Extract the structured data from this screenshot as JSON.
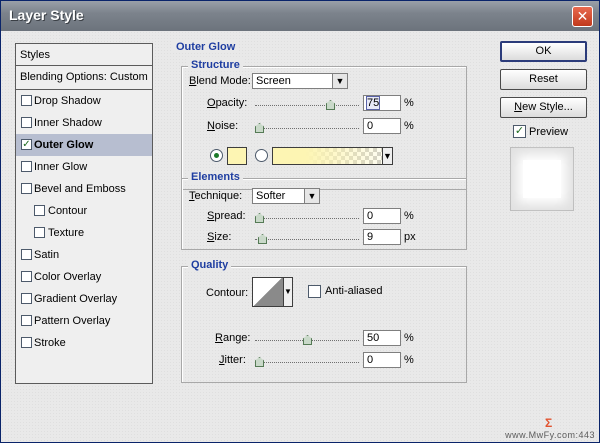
{
  "window": {
    "title": "Layer Style"
  },
  "styles_list": {
    "header": "Styles",
    "blending_options": "Blending Options: Custom",
    "items": [
      {
        "label": "Drop Shadow",
        "checked": false,
        "sub": false,
        "active": false
      },
      {
        "label": "Inner Shadow",
        "checked": false,
        "sub": false,
        "active": false
      },
      {
        "label": "Outer Glow",
        "checked": true,
        "sub": false,
        "active": true
      },
      {
        "label": "Inner Glow",
        "checked": false,
        "sub": false,
        "active": false
      },
      {
        "label": "Bevel and Emboss",
        "checked": false,
        "sub": false,
        "active": false
      },
      {
        "label": "Contour",
        "checked": false,
        "sub": true,
        "active": false
      },
      {
        "label": "Texture",
        "checked": false,
        "sub": true,
        "active": false
      },
      {
        "label": "Satin",
        "checked": false,
        "sub": false,
        "active": false
      },
      {
        "label": "Color Overlay",
        "checked": false,
        "sub": false,
        "active": false
      },
      {
        "label": "Gradient Overlay",
        "checked": false,
        "sub": false,
        "active": false
      },
      {
        "label": "Pattern Overlay",
        "checked": false,
        "sub": false,
        "active": false
      },
      {
        "label": "Stroke",
        "checked": false,
        "sub": false,
        "active": false
      }
    ]
  },
  "outer_glow": {
    "title": "Outer Glow",
    "structure": {
      "title": "Structure",
      "blend_mode_label": "Blend Mode:",
      "blend_mode_value": "Screen",
      "opacity_label": "Opacity:",
      "opacity_value": "75",
      "opacity_unit": "%",
      "opacity_level": 0.75,
      "noise_label": "Noise:",
      "noise_value": "0",
      "noise_unit": "%",
      "noise_level": 0,
      "glow_color": "#fdf5b3"
    },
    "elements": {
      "title": "Elements",
      "technique_label": "Technique:",
      "technique_value": "Softer",
      "spread_label": "Spread:",
      "spread_value": "0",
      "spread_unit": "%",
      "spread_level": 0,
      "size_label": "Size:",
      "size_value": "9",
      "size_unit": "px",
      "size_level": 0.036
    },
    "quality": {
      "title": "Quality",
      "contour_label": "Contour:",
      "anti_aliased_label": "Anti-aliased",
      "anti_aliased_checked": false,
      "range_label": "Range:",
      "range_value": "50",
      "range_unit": "%",
      "range_level": 0.5,
      "jitter_label": "Jitter:",
      "jitter_value": "0",
      "jitter_unit": "%",
      "jitter_level": 0
    }
  },
  "buttons": {
    "ok": "OK",
    "reset": "Reset",
    "new_style": "New Style...",
    "preview_label": "Preview",
    "preview_checked": true
  },
  "watermark": {
    "text": "www.MwFy.com:443"
  }
}
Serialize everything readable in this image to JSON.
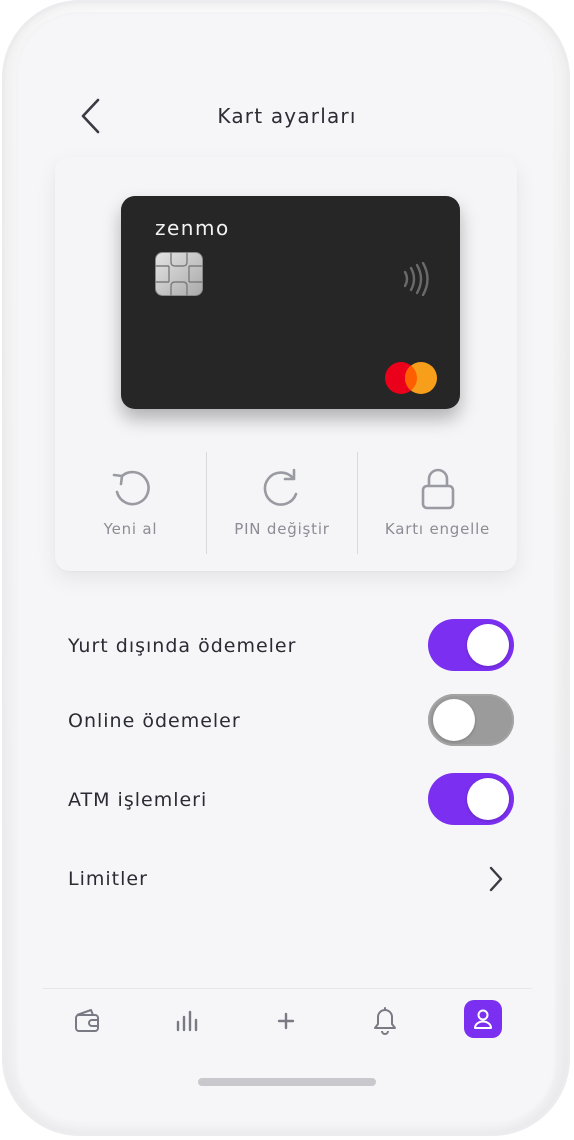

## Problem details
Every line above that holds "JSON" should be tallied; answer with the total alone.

## Task response
2